'''
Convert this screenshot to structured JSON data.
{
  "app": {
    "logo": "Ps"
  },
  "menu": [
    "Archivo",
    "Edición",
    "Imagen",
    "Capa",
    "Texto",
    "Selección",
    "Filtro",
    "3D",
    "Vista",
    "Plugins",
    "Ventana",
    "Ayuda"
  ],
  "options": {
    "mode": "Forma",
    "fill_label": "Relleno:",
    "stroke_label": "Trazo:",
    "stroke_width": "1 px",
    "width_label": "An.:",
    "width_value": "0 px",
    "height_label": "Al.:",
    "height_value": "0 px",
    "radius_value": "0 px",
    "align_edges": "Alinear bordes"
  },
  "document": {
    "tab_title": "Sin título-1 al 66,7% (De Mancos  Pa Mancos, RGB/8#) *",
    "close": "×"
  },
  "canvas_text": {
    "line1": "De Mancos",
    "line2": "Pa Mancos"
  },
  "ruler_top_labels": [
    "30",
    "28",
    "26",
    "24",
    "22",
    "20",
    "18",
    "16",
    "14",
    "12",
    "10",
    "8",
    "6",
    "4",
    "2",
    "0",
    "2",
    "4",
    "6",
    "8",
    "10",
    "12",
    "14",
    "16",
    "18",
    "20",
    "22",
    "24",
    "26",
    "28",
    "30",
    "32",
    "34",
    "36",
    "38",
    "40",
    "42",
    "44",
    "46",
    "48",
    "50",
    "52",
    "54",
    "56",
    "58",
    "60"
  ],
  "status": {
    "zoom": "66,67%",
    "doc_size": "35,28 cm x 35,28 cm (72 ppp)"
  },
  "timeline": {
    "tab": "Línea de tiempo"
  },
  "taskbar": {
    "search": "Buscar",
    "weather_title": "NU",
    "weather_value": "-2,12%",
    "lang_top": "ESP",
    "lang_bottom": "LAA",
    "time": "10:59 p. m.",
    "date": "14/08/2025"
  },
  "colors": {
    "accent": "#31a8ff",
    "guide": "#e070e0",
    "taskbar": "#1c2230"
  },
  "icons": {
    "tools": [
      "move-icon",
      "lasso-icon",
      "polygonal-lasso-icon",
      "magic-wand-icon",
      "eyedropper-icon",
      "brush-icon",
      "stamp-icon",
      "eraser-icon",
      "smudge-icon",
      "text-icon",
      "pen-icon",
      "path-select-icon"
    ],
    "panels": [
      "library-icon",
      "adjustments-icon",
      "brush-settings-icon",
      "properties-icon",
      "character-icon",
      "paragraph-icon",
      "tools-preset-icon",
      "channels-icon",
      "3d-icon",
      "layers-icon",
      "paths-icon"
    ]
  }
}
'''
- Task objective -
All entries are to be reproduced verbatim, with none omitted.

- Result of the exercise -
Convert this screenshot to structured JSON data.
{
  "app": {
    "logo": "Ps"
  },
  "menu": [
    "Archivo",
    "Edición",
    "Imagen",
    "Capa",
    "Texto",
    "Selección",
    "Filtro",
    "3D",
    "Vista",
    "Plugins",
    "Ventana",
    "Ayuda"
  ],
  "options": {
    "mode": "Forma",
    "fill_label": "Relleno:",
    "stroke_label": "Trazo:",
    "stroke_width": "1 px",
    "width_label": "An.:",
    "width_value": "0 px",
    "height_label": "Al.:",
    "height_value": "0 px",
    "radius_value": "0 px",
    "align_edges": "Alinear bordes"
  },
  "document": {
    "tab_title": "Sin título-1 al 66,7% (De Mancos  Pa Mancos, RGB/8#) *",
    "close": "×"
  },
  "canvas_text": {
    "line1": "De Mancos",
    "line2": "Pa Mancos"
  },
  "ruler_top_labels": [
    "30",
    "28",
    "26",
    "24",
    "22",
    "20",
    "18",
    "16",
    "14",
    "12",
    "10",
    "8",
    "6",
    "4",
    "2",
    "0",
    "2",
    "4",
    "6",
    "8",
    "10",
    "12",
    "14",
    "16",
    "18",
    "20",
    "22",
    "24",
    "26",
    "28",
    "30",
    "32",
    "34",
    "36",
    "38",
    "40",
    "42",
    "44",
    "46",
    "48",
    "50",
    "52",
    "54",
    "56",
    "58",
    "60"
  ],
  "status": {
    "zoom": "66,67%",
    "doc_size": "35,28 cm x 35,28 cm (72 ppp)"
  },
  "timeline": {
    "tab": "Línea de tiempo"
  },
  "taskbar": {
    "search": "Buscar",
    "weather_title": "NU",
    "weather_value": "-2,12%",
    "lang_top": "ESP",
    "lang_bottom": "LAA",
    "time": "10:59 p. m.",
    "date": "14/08/2025"
  },
  "colors": {
    "accent": "#31a8ff",
    "guide": "#e070e0",
    "taskbar": "#1c2230"
  },
  "icons": {
    "tools": [
      "move-icon",
      "lasso-icon",
      "polygonal-lasso-icon",
      "magic-wand-icon",
      "eyedropper-icon",
      "brush-icon",
      "stamp-icon",
      "eraser-icon",
      "smudge-icon",
      "text-icon",
      "pen-icon",
      "path-select-icon"
    ],
    "panels": [
      "library-icon",
      "adjustments-icon",
      "brush-settings-icon",
      "properties-icon",
      "character-icon",
      "paragraph-icon",
      "tools-preset-icon",
      "channels-icon",
      "3d-icon",
      "layers-icon",
      "paths-icon"
    ]
  }
}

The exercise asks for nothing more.